Luckily for you, it’s not hard to see the quick. It presents itself as a light pink stripe at the base of the nail. To avoid hurting your cat, you must trim two millimeters away from the quick.

Most importantly, you have to cut perpendicular to the nail. Avoid holding the nail clipper parallel to the nail. If you do, you may splinter your cat’s claw.

If you cut your cat’s nails too short, you can use a styptic pencil to stop the bleeding. You can also try to press on the tip of the nail to reduce blood loss. In a normal situation, the bleeding would usually stop at about five minutes.

Why Do Cats Scratch People?

Cats can’t keep their paws to themselves. Other than random objects, they love to scratch people. Are they trying to use their skin to file their claws?

We can assure you they aren’t. When cats scratch people, it might be because they feel threatened. In this instance, scratching becomes their defense tactic. 

If you think your cat is feeling threatened, it’s best if you immediately stop what you’re doing. Try to leave your cat alone for a while until she calms down.

Another reason is she might be feeling playful. Now, biting and scratching might not translate to “playful” in your dictionary. However, cats love to do this during playtime, especially if you’re touching their tummy. We’d recommend steering clear of your cat’s belly and using a toy to play with (not your hand!)

Should I Declaw My Cat?

If your cat’s constant scratching is causing you trouble, you might be thinking about declawing. But should you really do it?

Declawing is the process of taking out a cat’s claws. It’s done by breaking off the end bones of your cat’s toes. Declawing is heavily discouraged for a multitude of reasons. It’s even banned in New York

The process is obviously cruel, but it can also cause physical problems for your feline friend. For example, your cat might have trouble using the litter box. She might also start using biting as an alternative method of defense.

Conclusion 

So, do scratching posts sharpen claws? Not exactly, but they can file them.

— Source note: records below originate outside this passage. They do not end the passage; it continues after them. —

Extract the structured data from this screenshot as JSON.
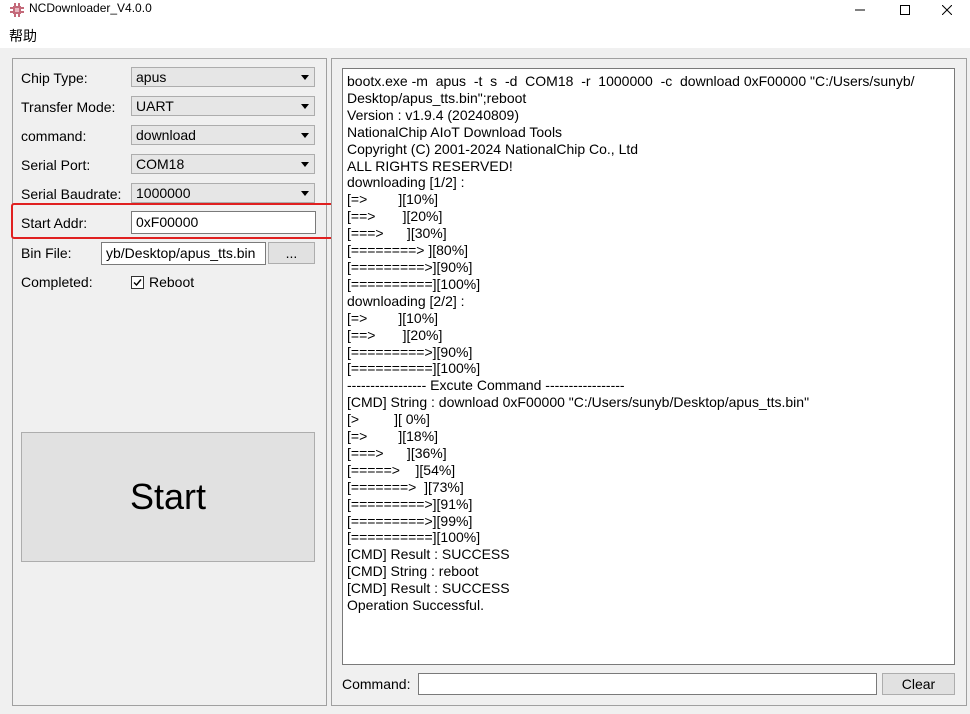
{
  "window": {
    "title": "NCDownloader_V4.0.0",
    "minimize_glyph": "—",
    "maximize_glyph": "☐",
    "close_glyph": "✕"
  },
  "menu": {
    "items": [
      {
        "label": "帮助"
      }
    ]
  },
  "settings": {
    "chip_type": {
      "label": "Chip Type:",
      "value": "apus"
    },
    "transfer_mode": {
      "label": "Transfer Mode:",
      "value": "UART"
    },
    "command": {
      "label": "command:",
      "value": "download"
    },
    "serial_port": {
      "label": "Serial Port:",
      "value": "COM18"
    },
    "serial_baudrate": {
      "label": "Serial Baudrate:",
      "value": "1000000"
    },
    "start_addr": {
      "label": "Start Addr:",
      "value": "0xF00000"
    },
    "bin_file": {
      "label": "Bin File:",
      "value": "yb/Desktop/apus_tts.bin",
      "browse_label": "..."
    },
    "completed": {
      "label": "Completed:",
      "reboot_label": "Reboot",
      "reboot_checked": true
    }
  },
  "start_button": {
    "label": "Start"
  },
  "log": {
    "lines": [
      "bootx.exe -m  apus  -t  s  -d  COM18  -r  1000000  -c  download 0xF00000 \"C:/Users/sunyb/",
      "Desktop/apus_tts.bin\";reboot",
      "Version : v1.9.4 (20240809)",
      "NationalChip AIoT Download Tools",
      "Copyright (C) 2001-2024 NationalChip Co., Ltd",
      "ALL RIGHTS RESERVED!",
      "downloading [1/2] :",
      "[=>        ][10%]",
      "[==>       ][20%]",
      "[===>      ][30%]",
      "[========> ][80%]",
      "[=========>][90%]",
      "[==========][100%]",
      "downloading [2/2] :",
      "[=>        ][10%]",
      "[==>       ][20%]",
      "[=========>][90%]",
      "[==========][100%]",
      "----------------- Excute Command -----------------",
      "[CMD] String : download 0xF00000 \"C:/Users/sunyb/Desktop/apus_tts.bin\"",
      "[>         ][ 0%]",
      "[=>        ][18%]",
      "[===>      ][36%]",
      "[=====>    ][54%]",
      "[=======>  ][73%]",
      "[=========>][91%]",
      "[=========>][99%]",
      "[==========][100%]",
      "[CMD] Result : SUCCESS",
      "[CMD] String : reboot",
      "[CMD] Result : SUCCESS",
      "Operation Successful."
    ]
  },
  "command_bar": {
    "label": "Command:",
    "value": "",
    "clear_label": "Clear"
  },
  "colors": {
    "highlight": "#e02020",
    "panel_bg": "#f0f0f0",
    "button_bg": "#e1e1e1"
  }
}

With a good scratching post, your cat will get to expel her energy and groom her little claws.

All you need to do is sprinkle some catnip around and let the magic happen. Your cat will get strong, healthy nails, and you’ll finally get your peace of mind.